Component data from apps and pages:

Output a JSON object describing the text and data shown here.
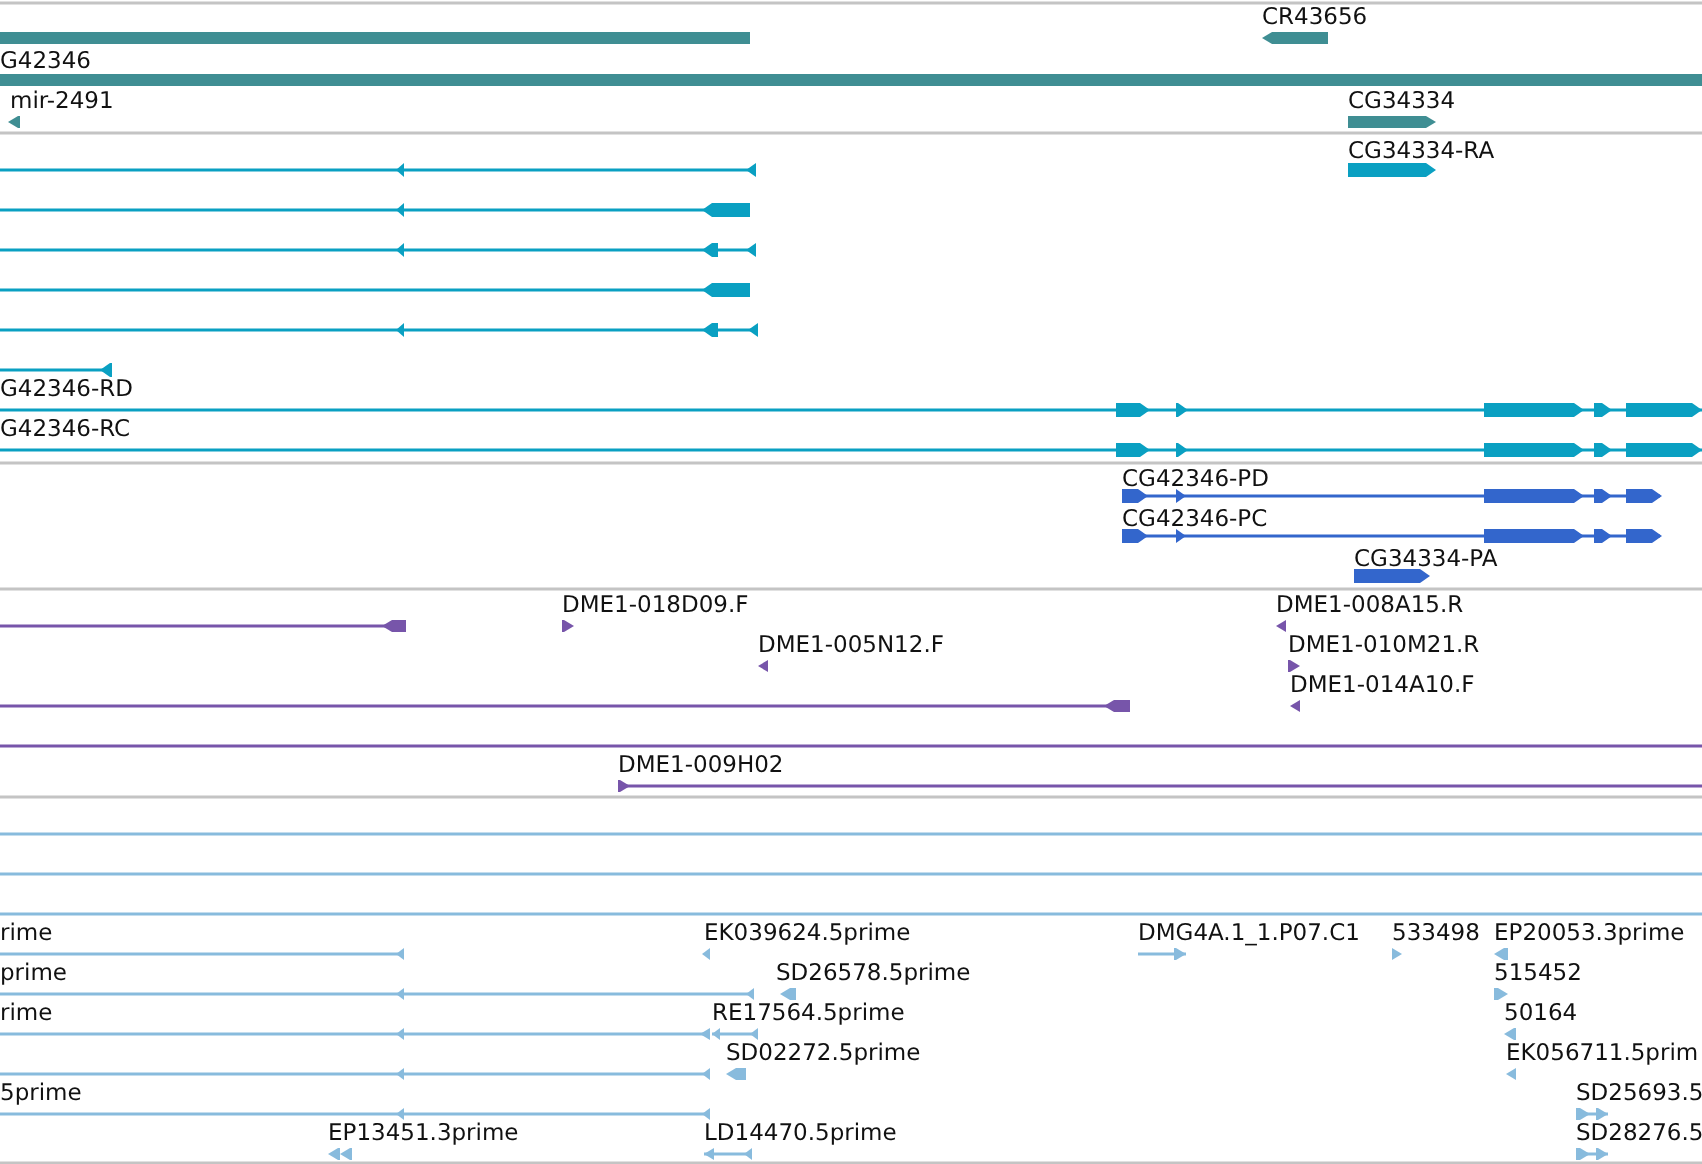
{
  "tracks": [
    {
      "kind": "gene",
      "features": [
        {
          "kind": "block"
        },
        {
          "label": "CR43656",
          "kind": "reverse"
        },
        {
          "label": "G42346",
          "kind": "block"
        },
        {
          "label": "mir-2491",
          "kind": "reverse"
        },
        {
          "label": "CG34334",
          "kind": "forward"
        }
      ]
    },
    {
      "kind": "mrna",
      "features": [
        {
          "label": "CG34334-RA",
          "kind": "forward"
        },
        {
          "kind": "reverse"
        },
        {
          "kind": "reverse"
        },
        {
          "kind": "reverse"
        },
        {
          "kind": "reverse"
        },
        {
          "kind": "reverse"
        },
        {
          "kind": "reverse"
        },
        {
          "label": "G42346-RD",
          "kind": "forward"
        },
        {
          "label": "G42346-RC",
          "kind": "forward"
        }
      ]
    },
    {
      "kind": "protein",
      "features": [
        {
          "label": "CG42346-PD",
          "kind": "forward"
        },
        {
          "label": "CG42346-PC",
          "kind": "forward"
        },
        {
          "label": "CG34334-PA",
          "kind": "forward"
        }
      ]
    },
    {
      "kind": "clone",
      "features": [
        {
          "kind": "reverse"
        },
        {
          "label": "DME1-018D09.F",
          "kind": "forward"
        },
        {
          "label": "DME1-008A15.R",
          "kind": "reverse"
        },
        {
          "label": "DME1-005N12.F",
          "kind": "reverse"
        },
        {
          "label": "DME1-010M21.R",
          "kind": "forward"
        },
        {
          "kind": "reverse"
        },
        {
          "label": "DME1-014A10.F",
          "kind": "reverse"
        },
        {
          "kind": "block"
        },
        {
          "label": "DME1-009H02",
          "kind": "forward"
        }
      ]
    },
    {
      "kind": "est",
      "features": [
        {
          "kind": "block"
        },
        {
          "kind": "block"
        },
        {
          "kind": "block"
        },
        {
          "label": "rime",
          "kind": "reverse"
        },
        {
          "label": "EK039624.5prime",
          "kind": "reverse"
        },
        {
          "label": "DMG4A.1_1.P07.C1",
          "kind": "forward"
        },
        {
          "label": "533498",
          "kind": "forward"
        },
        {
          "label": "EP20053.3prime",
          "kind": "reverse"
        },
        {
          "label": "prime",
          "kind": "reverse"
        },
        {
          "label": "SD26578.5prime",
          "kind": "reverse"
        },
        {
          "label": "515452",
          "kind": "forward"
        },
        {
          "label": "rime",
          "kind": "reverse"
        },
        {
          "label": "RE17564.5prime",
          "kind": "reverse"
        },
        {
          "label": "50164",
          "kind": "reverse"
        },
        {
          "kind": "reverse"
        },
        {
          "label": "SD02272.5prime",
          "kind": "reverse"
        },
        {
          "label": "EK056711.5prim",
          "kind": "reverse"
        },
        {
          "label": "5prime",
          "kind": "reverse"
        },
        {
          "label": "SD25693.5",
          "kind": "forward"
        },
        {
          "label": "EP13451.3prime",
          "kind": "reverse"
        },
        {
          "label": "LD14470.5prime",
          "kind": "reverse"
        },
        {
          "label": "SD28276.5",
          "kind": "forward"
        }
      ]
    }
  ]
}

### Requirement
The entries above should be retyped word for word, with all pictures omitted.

### Response to the exercise
Output a JSON object describing the text and data shown here.
{
  "tracks": [
    {
      "kind": "gene",
      "features": [
        {
          "kind": "block"
        },
        {
          "label": "CR43656",
          "kind": "reverse"
        },
        {
          "label": "G42346",
          "kind": "block"
        },
        {
          "label": "mir-2491",
          "kind": "reverse"
        },
        {
          "label": "CG34334",
          "kind": "forward"
        }
      ]
    },
    {
      "kind": "mrna",
      "features": [
        {
          "label": "CG34334-RA",
          "kind": "forward"
        },
        {
          "kind": "reverse"
        },
        {
          "kind": "reverse"
        },
        {
          "kind": "reverse"
        },
        {
          "kind": "reverse"
        },
        {
          "kind": "reverse"
        },
        {
          "kind": "reverse"
        },
        {
          "label": "G42346-RD",
          "kind": "forward"
        },
        {
          "label": "G42346-RC",
          "kind": "forward"
        }
      ]
    },
    {
      "kind": "protein",
      "features": [
        {
          "label": "CG42346-PD",
          "kind": "forward"
        },
        {
          "label": "CG42346-PC",
          "kind": "forward"
        },
        {
          "label": "CG34334-PA",
          "kind": "forward"
        }
      ]
    },
    {
      "kind": "clone",
      "features": [
        {
          "kind": "reverse"
        },
        {
          "label": "DME1-018D09.F",
          "kind": "forward"
        },
        {
          "label": "DME1-008A15.R",
          "kind": "reverse"
        },
        {
          "label": "DME1-005N12.F",
          "kind": "reverse"
        },
        {
          "label": "DME1-010M21.R",
          "kind": "forward"
        },
        {
          "kind": "reverse"
        },
        {
          "label": "DME1-014A10.F",
          "kind": "reverse"
        },
        {
          "kind": "block"
        },
        {
          "label": "DME1-009H02",
          "kind": "forward"
        }
      ]
    },
    {
      "kind": "est",
      "features": [
        {
          "kind": "block"
        },
        {
          "kind": "block"
        },
        {
          "kind": "block"
        },
        {
          "label": "rime",
          "kind": "reverse"
        },
        {
          "label": "EK039624.5prime",
          "kind": "reverse"
        },
        {
          "label": "DMG4A.1_1.P07.C1",
          "kind": "forward"
        },
        {
          "label": "533498",
          "kind": "forward"
        },
        {
          "label": "EP20053.3prime",
          "kind": "reverse"
        },
        {
          "label": "prime",
          "kind": "reverse"
        },
        {
          "label": "SD26578.5prime",
          "kind": "reverse"
        },
        {
          "label": "515452",
          "kind": "forward"
        },
        {
          "label": "rime",
          "kind": "reverse"
        },
        {
          "label": "RE17564.5prime",
          "kind": "reverse"
        },
        {
          "label": "50164",
          "kind": "reverse"
        },
        {
          "kind": "reverse"
        },
        {
          "label": "SD02272.5prime",
          "kind": "reverse"
        },
        {
          "label": "EK056711.5prim",
          "kind": "reverse"
        },
        {
          "label": "5prime",
          "kind": "reverse"
        },
        {
          "label": "SD25693.5",
          "kind": "forward"
        },
        {
          "label": "EP13451.3prime",
          "kind": "reverse"
        },
        {
          "label": "LD14470.5prime",
          "kind": "reverse"
        },
        {
          "label": "SD28276.5",
          "kind": "forward"
        }
      ]
    }
  ]
}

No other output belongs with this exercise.